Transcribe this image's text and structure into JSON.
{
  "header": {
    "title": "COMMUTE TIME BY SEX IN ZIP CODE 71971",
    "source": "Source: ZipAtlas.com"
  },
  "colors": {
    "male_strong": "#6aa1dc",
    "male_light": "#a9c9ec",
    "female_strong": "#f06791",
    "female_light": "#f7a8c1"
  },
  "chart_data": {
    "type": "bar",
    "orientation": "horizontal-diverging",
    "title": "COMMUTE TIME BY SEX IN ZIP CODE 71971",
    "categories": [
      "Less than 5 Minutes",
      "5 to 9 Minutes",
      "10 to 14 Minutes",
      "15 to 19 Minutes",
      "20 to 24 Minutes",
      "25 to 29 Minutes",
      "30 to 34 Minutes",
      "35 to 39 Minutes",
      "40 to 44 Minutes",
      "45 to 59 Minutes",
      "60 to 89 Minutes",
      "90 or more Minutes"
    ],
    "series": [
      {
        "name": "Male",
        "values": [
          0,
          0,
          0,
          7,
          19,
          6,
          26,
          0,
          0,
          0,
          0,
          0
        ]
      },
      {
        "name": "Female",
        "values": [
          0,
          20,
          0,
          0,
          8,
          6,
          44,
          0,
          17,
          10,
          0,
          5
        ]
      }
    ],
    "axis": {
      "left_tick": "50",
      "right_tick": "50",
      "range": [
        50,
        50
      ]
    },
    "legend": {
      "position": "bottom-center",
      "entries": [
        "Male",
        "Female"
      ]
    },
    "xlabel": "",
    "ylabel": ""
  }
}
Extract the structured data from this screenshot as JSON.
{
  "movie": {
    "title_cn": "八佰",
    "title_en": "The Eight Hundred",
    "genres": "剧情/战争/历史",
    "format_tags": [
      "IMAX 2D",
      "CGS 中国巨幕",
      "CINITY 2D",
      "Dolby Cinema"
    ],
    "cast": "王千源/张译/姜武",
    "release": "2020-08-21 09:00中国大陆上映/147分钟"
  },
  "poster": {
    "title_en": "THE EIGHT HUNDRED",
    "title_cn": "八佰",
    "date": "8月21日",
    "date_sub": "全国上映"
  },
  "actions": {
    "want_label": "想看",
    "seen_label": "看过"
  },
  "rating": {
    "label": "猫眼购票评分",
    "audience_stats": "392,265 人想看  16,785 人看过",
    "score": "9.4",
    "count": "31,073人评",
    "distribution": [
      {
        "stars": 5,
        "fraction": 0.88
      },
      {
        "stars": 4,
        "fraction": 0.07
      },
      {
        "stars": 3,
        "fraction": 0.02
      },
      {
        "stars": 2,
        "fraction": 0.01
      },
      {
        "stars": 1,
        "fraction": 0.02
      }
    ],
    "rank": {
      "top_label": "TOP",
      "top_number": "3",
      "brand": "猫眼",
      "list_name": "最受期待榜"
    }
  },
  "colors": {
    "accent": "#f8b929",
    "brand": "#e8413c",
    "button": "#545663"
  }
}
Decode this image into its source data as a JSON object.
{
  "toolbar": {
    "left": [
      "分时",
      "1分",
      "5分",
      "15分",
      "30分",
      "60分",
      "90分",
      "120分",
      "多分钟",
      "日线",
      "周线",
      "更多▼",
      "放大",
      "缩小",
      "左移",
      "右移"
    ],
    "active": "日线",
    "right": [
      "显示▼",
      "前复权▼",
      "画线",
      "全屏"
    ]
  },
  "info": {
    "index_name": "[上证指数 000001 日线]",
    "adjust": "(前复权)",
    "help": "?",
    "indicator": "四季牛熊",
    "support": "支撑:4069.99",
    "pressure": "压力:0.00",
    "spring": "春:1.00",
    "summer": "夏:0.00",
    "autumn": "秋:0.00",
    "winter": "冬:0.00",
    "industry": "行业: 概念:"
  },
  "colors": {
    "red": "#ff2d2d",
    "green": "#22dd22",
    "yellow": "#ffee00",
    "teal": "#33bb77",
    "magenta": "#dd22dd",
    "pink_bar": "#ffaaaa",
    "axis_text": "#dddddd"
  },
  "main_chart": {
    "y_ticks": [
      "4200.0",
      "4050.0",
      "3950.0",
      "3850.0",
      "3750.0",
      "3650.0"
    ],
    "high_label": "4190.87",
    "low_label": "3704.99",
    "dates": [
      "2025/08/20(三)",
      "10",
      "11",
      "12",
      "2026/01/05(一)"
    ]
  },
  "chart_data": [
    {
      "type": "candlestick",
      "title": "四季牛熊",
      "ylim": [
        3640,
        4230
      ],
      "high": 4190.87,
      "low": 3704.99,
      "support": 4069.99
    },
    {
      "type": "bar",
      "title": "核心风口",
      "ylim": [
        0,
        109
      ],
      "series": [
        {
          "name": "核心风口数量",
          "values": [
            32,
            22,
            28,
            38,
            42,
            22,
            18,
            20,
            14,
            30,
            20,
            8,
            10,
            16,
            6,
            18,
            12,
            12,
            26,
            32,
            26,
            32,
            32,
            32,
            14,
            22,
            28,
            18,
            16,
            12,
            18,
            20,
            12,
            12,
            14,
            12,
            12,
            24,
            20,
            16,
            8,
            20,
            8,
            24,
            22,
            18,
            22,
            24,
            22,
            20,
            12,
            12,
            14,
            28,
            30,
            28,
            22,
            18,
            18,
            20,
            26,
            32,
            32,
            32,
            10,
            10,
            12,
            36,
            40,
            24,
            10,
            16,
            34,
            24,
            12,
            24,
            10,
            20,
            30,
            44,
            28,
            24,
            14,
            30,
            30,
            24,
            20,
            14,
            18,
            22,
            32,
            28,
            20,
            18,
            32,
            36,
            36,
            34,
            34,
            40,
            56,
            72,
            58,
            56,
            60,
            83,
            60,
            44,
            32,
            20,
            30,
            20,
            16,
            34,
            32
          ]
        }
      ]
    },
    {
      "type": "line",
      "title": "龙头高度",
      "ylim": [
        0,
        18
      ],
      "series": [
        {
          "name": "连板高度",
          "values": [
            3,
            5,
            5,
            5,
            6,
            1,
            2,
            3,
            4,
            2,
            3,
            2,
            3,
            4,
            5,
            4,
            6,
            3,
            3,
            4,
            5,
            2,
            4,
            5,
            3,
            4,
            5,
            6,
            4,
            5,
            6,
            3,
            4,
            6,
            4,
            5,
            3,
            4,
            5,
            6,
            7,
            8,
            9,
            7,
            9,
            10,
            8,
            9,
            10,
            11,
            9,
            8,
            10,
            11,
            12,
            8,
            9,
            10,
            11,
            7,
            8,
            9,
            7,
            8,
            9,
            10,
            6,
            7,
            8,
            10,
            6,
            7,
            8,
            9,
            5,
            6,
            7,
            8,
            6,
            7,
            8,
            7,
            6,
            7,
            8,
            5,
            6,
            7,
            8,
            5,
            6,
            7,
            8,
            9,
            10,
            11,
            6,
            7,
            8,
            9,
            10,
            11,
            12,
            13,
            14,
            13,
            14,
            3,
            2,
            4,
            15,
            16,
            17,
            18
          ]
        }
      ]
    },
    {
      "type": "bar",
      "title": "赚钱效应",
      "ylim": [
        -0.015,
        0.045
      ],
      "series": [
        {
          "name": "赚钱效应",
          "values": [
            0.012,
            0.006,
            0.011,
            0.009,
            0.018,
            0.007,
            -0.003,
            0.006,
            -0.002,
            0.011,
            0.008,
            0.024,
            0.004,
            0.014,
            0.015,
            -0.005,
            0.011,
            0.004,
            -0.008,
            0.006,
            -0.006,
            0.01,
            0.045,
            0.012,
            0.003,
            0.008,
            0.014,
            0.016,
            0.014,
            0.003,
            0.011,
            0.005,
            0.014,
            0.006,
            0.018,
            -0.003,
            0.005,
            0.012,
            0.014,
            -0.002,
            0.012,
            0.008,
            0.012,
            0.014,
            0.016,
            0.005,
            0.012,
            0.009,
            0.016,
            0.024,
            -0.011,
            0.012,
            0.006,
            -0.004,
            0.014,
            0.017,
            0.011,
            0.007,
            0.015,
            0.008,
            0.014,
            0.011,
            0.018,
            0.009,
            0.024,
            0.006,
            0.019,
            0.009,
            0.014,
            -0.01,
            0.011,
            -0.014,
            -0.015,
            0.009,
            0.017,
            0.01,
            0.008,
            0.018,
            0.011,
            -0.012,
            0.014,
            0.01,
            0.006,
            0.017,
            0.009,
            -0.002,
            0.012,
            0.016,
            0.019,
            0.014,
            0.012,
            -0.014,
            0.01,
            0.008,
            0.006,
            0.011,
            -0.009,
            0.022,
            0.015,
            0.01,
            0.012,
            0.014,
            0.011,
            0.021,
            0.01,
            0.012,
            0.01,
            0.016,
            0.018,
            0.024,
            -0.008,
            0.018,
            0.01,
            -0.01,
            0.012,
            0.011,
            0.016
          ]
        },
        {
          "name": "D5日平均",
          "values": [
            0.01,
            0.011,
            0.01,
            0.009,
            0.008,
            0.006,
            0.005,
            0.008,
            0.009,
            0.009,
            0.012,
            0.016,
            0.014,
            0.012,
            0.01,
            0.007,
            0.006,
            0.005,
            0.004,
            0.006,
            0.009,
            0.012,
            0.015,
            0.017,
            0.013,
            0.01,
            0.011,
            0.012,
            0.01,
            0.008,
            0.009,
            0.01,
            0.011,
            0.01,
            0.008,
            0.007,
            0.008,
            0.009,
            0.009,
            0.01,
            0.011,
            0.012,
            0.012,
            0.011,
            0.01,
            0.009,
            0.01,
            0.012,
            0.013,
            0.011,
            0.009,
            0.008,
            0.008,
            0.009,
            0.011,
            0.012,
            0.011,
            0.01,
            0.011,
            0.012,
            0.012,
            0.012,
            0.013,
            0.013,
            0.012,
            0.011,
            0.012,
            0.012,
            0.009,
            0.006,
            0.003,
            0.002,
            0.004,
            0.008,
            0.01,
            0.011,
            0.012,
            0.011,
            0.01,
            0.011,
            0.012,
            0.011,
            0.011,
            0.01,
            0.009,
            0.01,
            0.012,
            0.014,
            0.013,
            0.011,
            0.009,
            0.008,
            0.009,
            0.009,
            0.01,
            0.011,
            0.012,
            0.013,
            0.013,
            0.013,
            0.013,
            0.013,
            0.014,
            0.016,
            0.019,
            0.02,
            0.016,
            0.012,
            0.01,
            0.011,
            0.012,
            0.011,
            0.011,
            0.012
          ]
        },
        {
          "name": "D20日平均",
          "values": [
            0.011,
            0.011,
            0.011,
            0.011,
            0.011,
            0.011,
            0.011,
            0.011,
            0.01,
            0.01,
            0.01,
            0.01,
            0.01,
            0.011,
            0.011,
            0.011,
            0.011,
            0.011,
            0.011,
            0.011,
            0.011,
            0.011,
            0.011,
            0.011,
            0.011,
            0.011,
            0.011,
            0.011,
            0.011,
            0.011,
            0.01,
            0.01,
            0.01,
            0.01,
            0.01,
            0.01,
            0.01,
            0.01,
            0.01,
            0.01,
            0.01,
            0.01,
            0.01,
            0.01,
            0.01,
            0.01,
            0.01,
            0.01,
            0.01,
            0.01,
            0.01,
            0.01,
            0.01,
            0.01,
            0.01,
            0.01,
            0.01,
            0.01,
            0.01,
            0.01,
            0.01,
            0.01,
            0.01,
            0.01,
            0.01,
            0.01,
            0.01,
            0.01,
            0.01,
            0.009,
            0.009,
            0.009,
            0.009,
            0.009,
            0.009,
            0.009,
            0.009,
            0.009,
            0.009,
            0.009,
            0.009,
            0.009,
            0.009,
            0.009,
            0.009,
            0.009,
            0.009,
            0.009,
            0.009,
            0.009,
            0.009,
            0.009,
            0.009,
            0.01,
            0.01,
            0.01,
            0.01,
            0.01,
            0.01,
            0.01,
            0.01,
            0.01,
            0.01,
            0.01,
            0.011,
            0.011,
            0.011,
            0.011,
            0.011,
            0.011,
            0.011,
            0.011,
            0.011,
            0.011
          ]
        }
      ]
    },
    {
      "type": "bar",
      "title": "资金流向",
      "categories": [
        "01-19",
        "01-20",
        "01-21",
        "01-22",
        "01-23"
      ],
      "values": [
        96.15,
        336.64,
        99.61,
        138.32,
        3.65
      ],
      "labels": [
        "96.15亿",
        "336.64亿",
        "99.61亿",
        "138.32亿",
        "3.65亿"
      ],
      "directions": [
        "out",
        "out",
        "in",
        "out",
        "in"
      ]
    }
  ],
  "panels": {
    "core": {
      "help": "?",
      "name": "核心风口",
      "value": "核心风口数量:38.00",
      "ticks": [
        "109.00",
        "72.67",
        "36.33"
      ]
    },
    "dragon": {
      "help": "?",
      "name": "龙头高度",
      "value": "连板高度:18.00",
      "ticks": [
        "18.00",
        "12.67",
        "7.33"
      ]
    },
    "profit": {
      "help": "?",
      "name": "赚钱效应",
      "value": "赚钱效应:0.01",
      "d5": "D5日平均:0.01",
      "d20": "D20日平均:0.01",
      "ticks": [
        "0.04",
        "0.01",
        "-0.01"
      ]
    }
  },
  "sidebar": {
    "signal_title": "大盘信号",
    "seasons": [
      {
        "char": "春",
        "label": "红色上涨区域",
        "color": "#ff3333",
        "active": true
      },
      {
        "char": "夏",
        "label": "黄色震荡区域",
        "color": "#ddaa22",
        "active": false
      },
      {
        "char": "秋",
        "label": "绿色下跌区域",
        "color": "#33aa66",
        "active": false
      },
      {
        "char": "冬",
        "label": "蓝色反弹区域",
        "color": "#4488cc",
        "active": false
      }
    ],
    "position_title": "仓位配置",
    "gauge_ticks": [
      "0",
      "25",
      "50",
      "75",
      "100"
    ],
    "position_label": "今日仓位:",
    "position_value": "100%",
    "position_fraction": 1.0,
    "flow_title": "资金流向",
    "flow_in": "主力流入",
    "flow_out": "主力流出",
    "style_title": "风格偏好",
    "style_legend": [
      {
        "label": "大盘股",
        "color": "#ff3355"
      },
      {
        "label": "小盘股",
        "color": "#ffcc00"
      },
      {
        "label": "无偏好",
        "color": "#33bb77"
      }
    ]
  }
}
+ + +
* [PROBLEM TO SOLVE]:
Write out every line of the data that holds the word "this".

* [EXPECTED ANSWER]:
Transcribe this image's text and structure into JSON.
Extract the structured data from this screenshot as JSON.
Decode this image into its source data as a JSON object.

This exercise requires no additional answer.